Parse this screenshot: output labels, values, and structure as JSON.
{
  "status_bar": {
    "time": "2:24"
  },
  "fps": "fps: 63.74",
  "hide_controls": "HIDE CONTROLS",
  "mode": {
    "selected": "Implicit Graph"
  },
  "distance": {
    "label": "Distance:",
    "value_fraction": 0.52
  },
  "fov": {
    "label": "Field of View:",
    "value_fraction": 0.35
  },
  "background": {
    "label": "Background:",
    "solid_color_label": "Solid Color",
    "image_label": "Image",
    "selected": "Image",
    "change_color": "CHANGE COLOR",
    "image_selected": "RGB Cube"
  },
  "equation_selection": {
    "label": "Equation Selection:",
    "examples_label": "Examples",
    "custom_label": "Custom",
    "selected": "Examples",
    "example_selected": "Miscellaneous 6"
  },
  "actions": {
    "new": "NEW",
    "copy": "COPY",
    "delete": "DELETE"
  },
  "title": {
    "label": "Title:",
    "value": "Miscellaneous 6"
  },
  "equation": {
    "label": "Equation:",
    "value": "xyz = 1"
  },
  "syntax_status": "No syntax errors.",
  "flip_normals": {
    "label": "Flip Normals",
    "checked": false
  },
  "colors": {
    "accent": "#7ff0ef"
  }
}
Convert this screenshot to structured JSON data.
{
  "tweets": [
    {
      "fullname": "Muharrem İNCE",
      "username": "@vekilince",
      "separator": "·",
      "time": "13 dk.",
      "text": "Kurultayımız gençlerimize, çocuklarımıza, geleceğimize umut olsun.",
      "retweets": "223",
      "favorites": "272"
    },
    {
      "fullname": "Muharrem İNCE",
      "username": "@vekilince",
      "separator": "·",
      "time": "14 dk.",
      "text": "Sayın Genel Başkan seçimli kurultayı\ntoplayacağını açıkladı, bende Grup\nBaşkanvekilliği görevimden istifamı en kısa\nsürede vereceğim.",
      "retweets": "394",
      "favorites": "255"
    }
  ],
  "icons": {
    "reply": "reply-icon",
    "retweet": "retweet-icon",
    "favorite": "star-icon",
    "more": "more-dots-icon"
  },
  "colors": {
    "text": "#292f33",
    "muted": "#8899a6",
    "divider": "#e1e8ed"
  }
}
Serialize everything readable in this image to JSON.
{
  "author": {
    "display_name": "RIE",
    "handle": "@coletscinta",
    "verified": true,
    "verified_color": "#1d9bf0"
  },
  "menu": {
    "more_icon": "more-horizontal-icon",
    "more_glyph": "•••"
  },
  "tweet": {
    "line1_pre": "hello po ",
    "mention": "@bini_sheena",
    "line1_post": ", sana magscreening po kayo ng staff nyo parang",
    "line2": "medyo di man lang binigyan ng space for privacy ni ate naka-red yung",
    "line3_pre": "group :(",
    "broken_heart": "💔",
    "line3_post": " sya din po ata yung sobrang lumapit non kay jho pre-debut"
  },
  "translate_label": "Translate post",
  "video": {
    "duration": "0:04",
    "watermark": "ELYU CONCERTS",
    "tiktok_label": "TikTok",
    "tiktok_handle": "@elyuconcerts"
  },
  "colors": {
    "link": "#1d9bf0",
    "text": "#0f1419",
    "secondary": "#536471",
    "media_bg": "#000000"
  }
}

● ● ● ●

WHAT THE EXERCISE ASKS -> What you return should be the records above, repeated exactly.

YOUR SOLUTION ->
Parse this screenshot: output labels, values, and structure as JSON.
{
  "status_bar": {
    "time": "2:24"
  },
  "fps": "fps: 63.74",
  "hide_controls": "HIDE CONTROLS",
  "mode": {
    "selected": "Implicit Graph"
  },
  "distance": {
    "label": "Distance:",
    "value_fraction": 0.52
  },
  "fov": {
    "label": "Field of View:",
    "value_fraction": 0.35
  },
  "background": {
    "label": "Background:",
    "solid_color_label": "Solid Color",
    "image_label": "Image",
    "selected": "Image",
    "change_color": "CHANGE COLOR",
    "image_selected": "RGB Cube"
  },
  "equation_selection": {
    "label": "Equation Selection:",
    "examples_label": "Examples",
    "custom_label": "Custom",
    "selected": "Examples",
    "example_selected": "Miscellaneous 6"
  },
  "actions": {
    "new": "NEW",
    "copy": "COPY",
    "delete": "DELETE"
  },
  "title": {
    "label": "Title:",
    "value": "Miscellaneous 6"
  },
  "equation": {
    "label": "Equation:",
    "value": "xyz = 1"
  },
  "syntax_status": "No syntax errors.",
  "flip_normals": {
    "label": "Flip Normals",
    "checked": false
  },
  "colors": {
    "accent": "#7ff0ef"
  }
}
Convert this screenshot to structured JSON data.
{
  "tweets": [
    {
      "fullname": "Muharrem İNCE",
      "username": "@vekilince",
      "separator": "·",
      "time": "13 dk.",
      "text": "Kurultayımız gençlerimize, çocuklarımıza, geleceğimize umut olsun.",
      "retweets": "223",
      "favorites": "272"
    },
    {
      "fullname": "Muharrem İNCE",
      "username": "@vekilince",
      "separator": "·",
      "time": "14 dk.",
      "text": "Sayın Genel Başkan seçimli kurultayı\ntoplayacağını açıkladı, bende Grup\nBaşkanvekilliği görevimden istifamı en kısa\nsürede vereceğim.",
      "retweets": "394",
      "favorites": "255"
    }
  ],
  "icons": {
    "reply": "reply-icon",
    "retweet": "retweet-icon",
    "favorite": "star-icon",
    "more": "more-dots-icon"
  },
  "colors": {
    "text": "#292f33",
    "muted": "#8899a6",
    "divider": "#e1e8ed"
  }
}
Serialize everything readable in this image to JSON.
{
  "author": {
    "display_name": "RIE",
    "handle": "@coletscinta",
    "verified": true,
    "verified_color": "#1d9bf0"
  },
  "menu": {
    "more_icon": "more-horizontal-icon",
    "more_glyph": "•••"
  },
  "tweet": {
    "line1_pre": "hello po ",
    "mention": "@bini_sheena",
    "line1_post": ", sana magscreening po kayo ng staff nyo parang",
    "line2": "medyo di man lang binigyan ng space for privacy ni ate naka-red yung",
    "line3_pre": "group :(",
    "broken_heart": "💔",
    "line3_post": " sya din po ata yung sobrang lumapit non kay jho pre-debut"
  },
  "translate_label": "Translate post",
  "video": {
    "duration": "0:04",
    "watermark": "ELYU CONCERTS",
    "tiktok_label": "TikTok",
    "tiktok_handle": "@elyuconcerts"
  },
  "colors": {
    "link": "#1d9bf0",
    "text": "#0f1419",
    "secondary": "#536471",
    "media_bg": "#000000"
  }
}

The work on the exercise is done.